New set of weather patterns to help predict floods
In 2016, the Met Office used the same cluster method to develop a set of 30 weather patterns for Europe, based on the analysis of mean sea level pressure observations from 1850 to 2003.
Indian meteorologists can now objectively identify specific weather patterns in active monsoon periods that could trigger high intensity rainfall and set off floods or landslides. How? Scientists from the United Kingdom (UK) and India have generated a new set of 30 daily weather patterns, within existing large weather systems, to determine the variability in rainfall within different phases of the season.
A seven-member team led by the Met Office – the UK’s national weather service – along with the National Centre for Medium Range Weather Forecasting (NCMRWF), under the union ministry of earth sciences, and Department of Geography at King’s College London used a statistical method called cluster analysis to produce the new sets of weather patterns, based on a 37-year analysis (1979 to 2016) of wind speed and direction covering India. In 2016, the Met Office used the same cluster method to develop a set of 30 weather patterns for Europe, based on the analysis of mean sea level pressure observations from 1850 to 2003.
Researchers said generating different weather patterns that represent variability in precipitation (rain, snow, hail) is meteorologically important. India is not only heavily dependent on rainfall for agriculture, but also experiences significant impacts from flooding, such as the Kerala floods in August 2018 and rainfall-induced hazards in the form of landslides that occurred in Uttarakhand in June 2013. “Identifying variations in weather patterns is useful to detect periods that are most susceptible to high‐impact weather within a large‐scale weather regime, such as pinpointing the most flood-prone periods within the active monsoon,” said Robert Neal, principal investigator, Met Office. “Once the characteristics of weather patterns are understood meteorologically, or in terms of their impact on agriculture, energy or transport, it will become easier to interpret the output of the forecast.”
A weather pattern is one of many circulation types over a defined region – in this case over India or a smaller regional area – which differs in its characteristics from other weather patterns over the same region. Circulation types can be cyclonic, anti-cyclonic, northerly, easterly, southerly, westerly and north‐westerly. A weather pattern stays for two to three days on an average, before transitioning to another weather pattern or to a new weather system.
Unlike most previous studies that generated weather patterns for precipitation only during the summer monsoon (June to September) in India, the new set of 30 patterns represent variability for the entire year. The research was published in the International Journal of Climatology, an international scientific peer-reviewed journal of the Royal Meteorological Society last month.

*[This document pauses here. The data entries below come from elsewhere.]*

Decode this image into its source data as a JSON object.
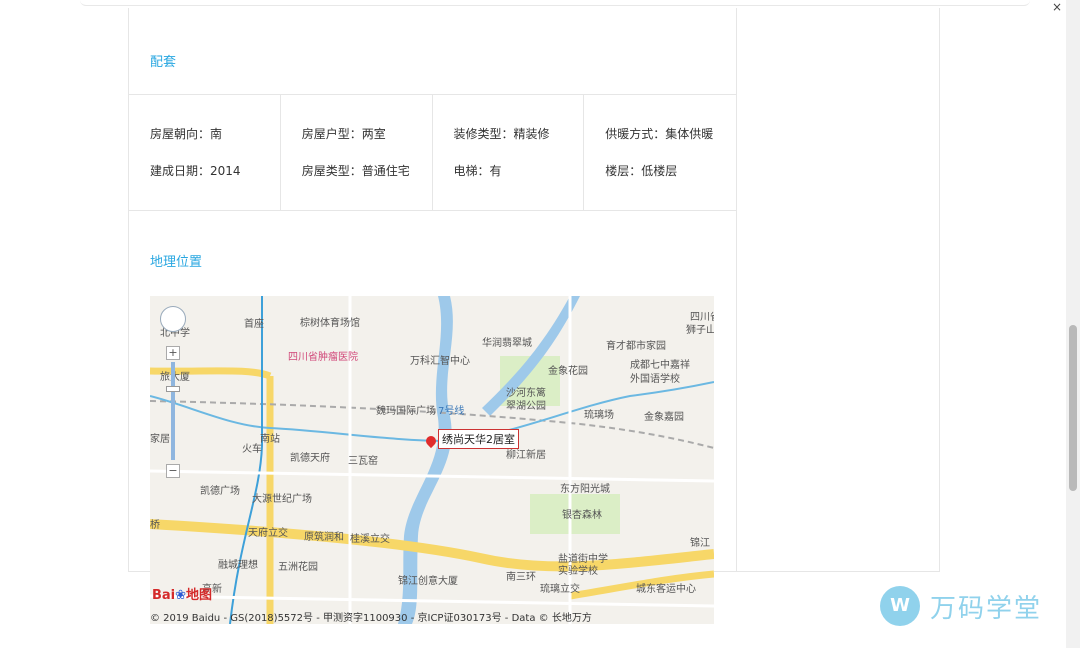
{
  "top": {
    "close_glyph": "×"
  },
  "sections": {
    "facilities_title": "配套",
    "location_title": "地理位置"
  },
  "attributes": [
    [
      "房屋朝向：南",
      "建成日期：2014"
    ],
    [
      "房屋户型：两室",
      "房屋类型：普通住宅"
    ],
    [
      "装修类型：精装修",
      "电梯：有"
    ],
    [
      "供暖方式：集体供暖",
      "楼层：低楼层"
    ]
  ],
  "map": {
    "pin_label": "绣尚天华2居室",
    "labels": [
      {
        "text": "北中学",
        "style": ""
      },
      {
        "text": "首座",
        "style": ""
      },
      {
        "text": "棕树体育场馆",
        "style": ""
      },
      {
        "text": "四川省肿瘤医院",
        "style": "pink"
      },
      {
        "text": "万科汇智中心",
        "style": ""
      },
      {
        "text": "华润翡翠城",
        "style": ""
      },
      {
        "text": "育才都市家园",
        "style": ""
      },
      {
        "text": "四川省",
        "style": ""
      },
      {
        "text": "狮子山",
        "style": ""
      },
      {
        "text": "旅大厦",
        "style": ""
      },
      {
        "text": "金象花园",
        "style": ""
      },
      {
        "text": "成都七中嘉祥",
        "style": ""
      },
      {
        "text": "外国语学校",
        "style": ""
      },
      {
        "text": "魏玛国际广场",
        "style": ""
      },
      {
        "text": "7号线",
        "style": "blue"
      },
      {
        "text": "沙河东篱",
        "style": ""
      },
      {
        "text": "翠湖公园",
        "style": ""
      },
      {
        "text": "琉璃场",
        "style": ""
      },
      {
        "text": "金象嘉园",
        "style": ""
      },
      {
        "text": "家居",
        "style": ""
      },
      {
        "text": "南站",
        "style": ""
      },
      {
        "text": "火车",
        "style": ""
      },
      {
        "text": "凯德天府",
        "style": ""
      },
      {
        "text": "三瓦窑",
        "style": ""
      },
      {
        "text": "柳江新居",
        "style": ""
      },
      {
        "text": "凯德广场",
        "style": ""
      },
      {
        "text": "大源世纪广场",
        "style": ""
      },
      {
        "text": "东方阳光城",
        "style": ""
      },
      {
        "text": "桥",
        "style": ""
      },
      {
        "text": "天府立交",
        "style": ""
      },
      {
        "text": "原筑润和",
        "style": ""
      },
      {
        "text": "桂溪立交",
        "style": ""
      },
      {
        "text": "银杏森林",
        "style": ""
      },
      {
        "text": "锦江",
        "style": ""
      },
      {
        "text": "融城理想",
        "style": ""
      },
      {
        "text": "五洲花园",
        "style": ""
      },
      {
        "text": "盐道街中学",
        "style": ""
      },
      {
        "text": "实验学校",
        "style": ""
      },
      {
        "text": "高新",
        "style": ""
      },
      {
        "text": "锦江创意大厦",
        "style": ""
      },
      {
        "text": "南三环",
        "style": ""
      },
      {
        "text": "琉璃立交",
        "style": ""
      },
      {
        "text": "城东客运中心",
        "style": ""
      }
    ],
    "copyright": "© 2019 Baidu - GS(2018)5572号 - 甲测资字1100930 - 京ICP证030173号 - Data © 长地万方",
    "logo_text": "Bai",
    "logo_suffix": "地图"
  },
  "watermark": {
    "icon_text": "W",
    "text": "万码学堂"
  },
  "colors": {
    "accent": "#29a7e1",
    "road_yellow": "#f7d768",
    "river": "#9ec9ea",
    "metro": "#6bb8e2"
  }
}
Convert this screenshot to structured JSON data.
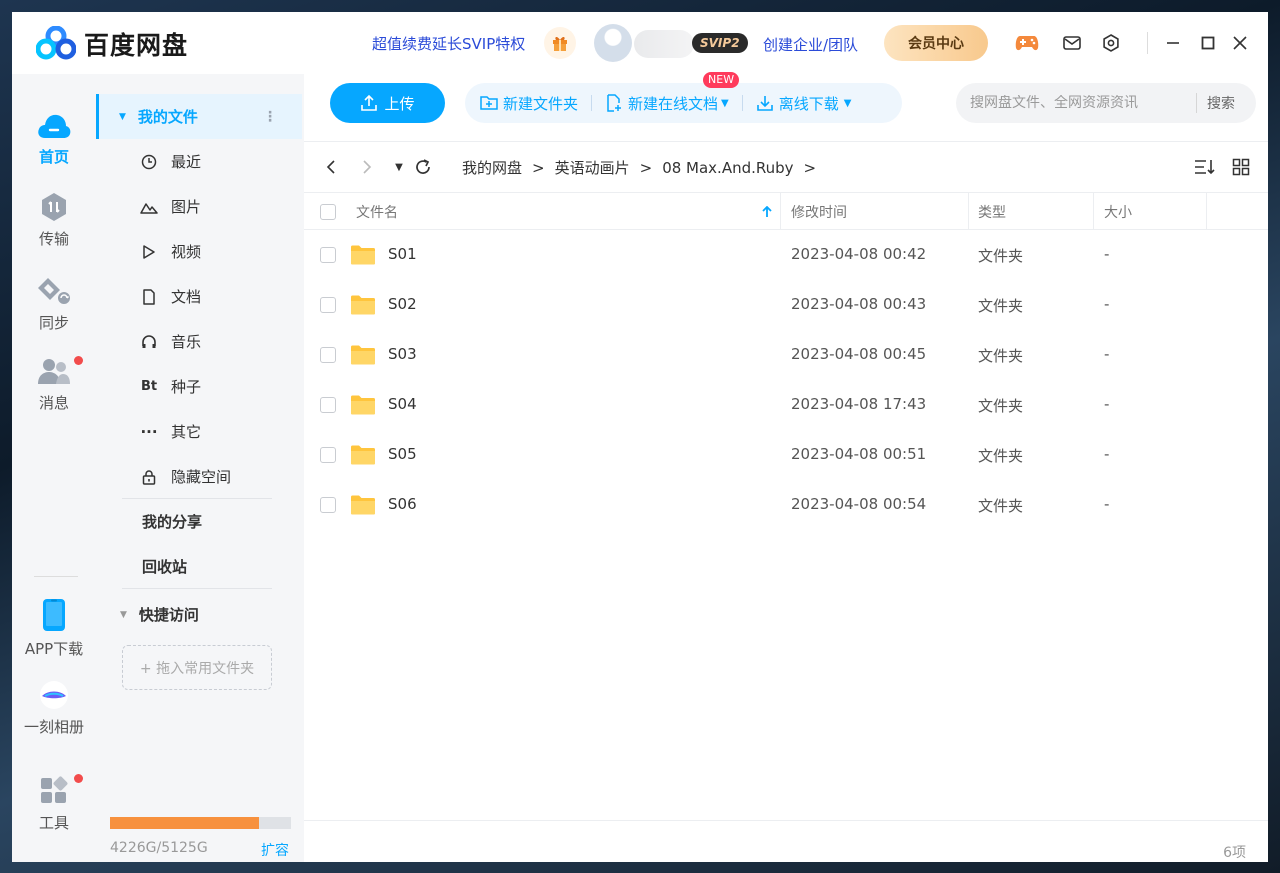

Each of the 30 patterns, chosen from a pool of 192 sets, can be attributed to one of the seven large-scale weather systems – winter dry period, western disturbances, pre or post monsoon, monsoon onset, active monsoon, break monsoon and retreating monsoon. Western disturbances originate over the Mediterranean Sea and Atlantic Ocean, and are responsible for almost one-third of the annual precipitation over north Indian, with the risk of heavy precipitation to north-eastern parts during early spring. “These weather patterns can be used in forecasting tools by meteorologists where multiple forecast scenarios from numerical weather prediction models can be assigned to the closest matching definition of a weather pattern,” said Ashis Mitra, co-author, NCMRWF. “This can be used to predict a probabilistic weather pattern two weeks in advance, and forecast the most likely transition of a weather pattern with associated impacts.”
For instance, Mumbai records some of its highest rainfall totals during the active monsoon, and the four wettest weather patterns fall within the active monsoon types. Weather pattern 19 is the wettest (average 46mm/day) and weather pattern 10 experiences the lowest rainfall (average 23mm/day). Researchers said a high confidence forecast for weather pattern 19 could suggest an increased risk of flooding across the city – information that can be disseminated to government, policy makers and citizens to act accordingly.
The team is currently testing a live forecasting tool with scientists from the Indian Meteorological Department (IMD) and NCMRWF. “Future research will focus on the skill of forecasting applications designed predominantly to predict weather patterns one to two weeks in advance at both regional and national scale. Shorter-range high-resolution forecast models used by IMD will still be used for issuing detailed weather warnings,” said Mitra.
The new set of 30 weather patterns represent variability in precipitation across the whole of India for the entire year.
With the focus on wind because India’s climate is predominantly influenced by changes in the direction of the prevailing wind, historically pattern 1 of the 30 weather patterns occurs most often annually (5.2% of the time) and pattern 30 occurs least often annually (1.5% of the time).
With the exception of the monsoon onset which has only one weather pattern (number 26) that occurs 17.7% in June or 5.6% in July every year, all other weather systems comprise a collection of weather patterns.
Weather patterns also demonstrate seasonality – for instance patterns 2, 3, 7, 8, 9, 16 occur during the winter dry period across India from December to March, and patterns 10, 17, 19, 21 occur during different phases of the active monsoon season from June to September. Some weather patterns do not occur during summer or winter, but only during onset and withdrawal of the main monsoon season.